**Assignment**
Using the entries below, copy out all lines where "text" is found.

(Records contained in a dataset)
********
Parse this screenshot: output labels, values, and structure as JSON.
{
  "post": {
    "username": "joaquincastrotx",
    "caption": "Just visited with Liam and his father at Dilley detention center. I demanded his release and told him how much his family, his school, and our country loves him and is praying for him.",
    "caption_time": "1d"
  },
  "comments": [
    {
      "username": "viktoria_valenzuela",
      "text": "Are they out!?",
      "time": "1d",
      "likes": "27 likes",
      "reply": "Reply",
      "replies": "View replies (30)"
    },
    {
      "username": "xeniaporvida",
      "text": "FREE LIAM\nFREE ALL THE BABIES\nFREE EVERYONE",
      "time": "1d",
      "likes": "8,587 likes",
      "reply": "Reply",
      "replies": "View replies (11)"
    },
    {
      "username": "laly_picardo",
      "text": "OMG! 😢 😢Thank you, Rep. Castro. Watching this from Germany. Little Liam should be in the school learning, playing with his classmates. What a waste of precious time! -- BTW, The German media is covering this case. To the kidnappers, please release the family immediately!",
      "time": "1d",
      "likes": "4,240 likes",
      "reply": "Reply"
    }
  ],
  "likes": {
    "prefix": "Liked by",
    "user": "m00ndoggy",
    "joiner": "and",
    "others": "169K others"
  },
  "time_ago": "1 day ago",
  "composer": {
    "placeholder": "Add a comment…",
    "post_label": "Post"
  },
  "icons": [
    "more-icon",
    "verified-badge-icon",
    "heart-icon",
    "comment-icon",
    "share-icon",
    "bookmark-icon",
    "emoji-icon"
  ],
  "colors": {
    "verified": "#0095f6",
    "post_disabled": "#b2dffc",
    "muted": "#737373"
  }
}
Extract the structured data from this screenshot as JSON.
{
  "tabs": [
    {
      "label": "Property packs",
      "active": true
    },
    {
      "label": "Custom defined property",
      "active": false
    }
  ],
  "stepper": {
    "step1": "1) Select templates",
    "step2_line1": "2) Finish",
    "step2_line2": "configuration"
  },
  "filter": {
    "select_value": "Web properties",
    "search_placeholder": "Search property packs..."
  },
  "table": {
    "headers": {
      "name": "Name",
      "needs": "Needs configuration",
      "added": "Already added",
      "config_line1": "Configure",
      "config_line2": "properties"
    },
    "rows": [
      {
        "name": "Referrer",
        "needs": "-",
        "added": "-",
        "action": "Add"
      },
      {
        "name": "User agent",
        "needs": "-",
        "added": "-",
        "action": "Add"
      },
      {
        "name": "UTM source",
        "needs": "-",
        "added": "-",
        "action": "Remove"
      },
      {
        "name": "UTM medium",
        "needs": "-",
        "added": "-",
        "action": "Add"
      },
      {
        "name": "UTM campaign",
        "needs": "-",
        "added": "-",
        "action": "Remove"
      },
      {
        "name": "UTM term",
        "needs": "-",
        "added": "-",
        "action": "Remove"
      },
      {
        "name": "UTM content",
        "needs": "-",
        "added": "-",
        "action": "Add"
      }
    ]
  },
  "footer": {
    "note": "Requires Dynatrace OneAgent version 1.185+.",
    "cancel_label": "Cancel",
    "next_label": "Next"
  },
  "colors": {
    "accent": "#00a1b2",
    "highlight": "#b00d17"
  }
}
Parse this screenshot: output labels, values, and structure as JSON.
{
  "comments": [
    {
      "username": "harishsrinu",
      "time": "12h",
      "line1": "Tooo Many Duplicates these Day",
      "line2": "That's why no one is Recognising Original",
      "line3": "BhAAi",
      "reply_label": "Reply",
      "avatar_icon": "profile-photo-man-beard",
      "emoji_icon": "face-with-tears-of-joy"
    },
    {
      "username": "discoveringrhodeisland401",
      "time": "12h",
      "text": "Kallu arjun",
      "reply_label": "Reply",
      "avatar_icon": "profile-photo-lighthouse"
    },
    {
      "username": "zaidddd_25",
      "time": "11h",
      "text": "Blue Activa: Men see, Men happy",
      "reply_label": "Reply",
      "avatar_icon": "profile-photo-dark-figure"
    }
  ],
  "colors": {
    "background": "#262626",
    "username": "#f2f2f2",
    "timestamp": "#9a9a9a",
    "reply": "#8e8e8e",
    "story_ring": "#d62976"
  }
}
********
**Finished task**
      "text": "Are they out!?",
      "text": "FREE LIAM\nFREE ALL THE BABIES\nFREE EVERYONE",
      "text": "OMG! 😢 😢Thank you, Rep. Castro. Watching this from Germany. Little Liam should be in the school learning, playing with his classmates. What a waste of precious time! -- BTW, The German media is covering this case. To the kidnappers, please release the family immediately!",
      "text": "Kallu arjun",
      "text": "Blue Activa: Men see, Men happy",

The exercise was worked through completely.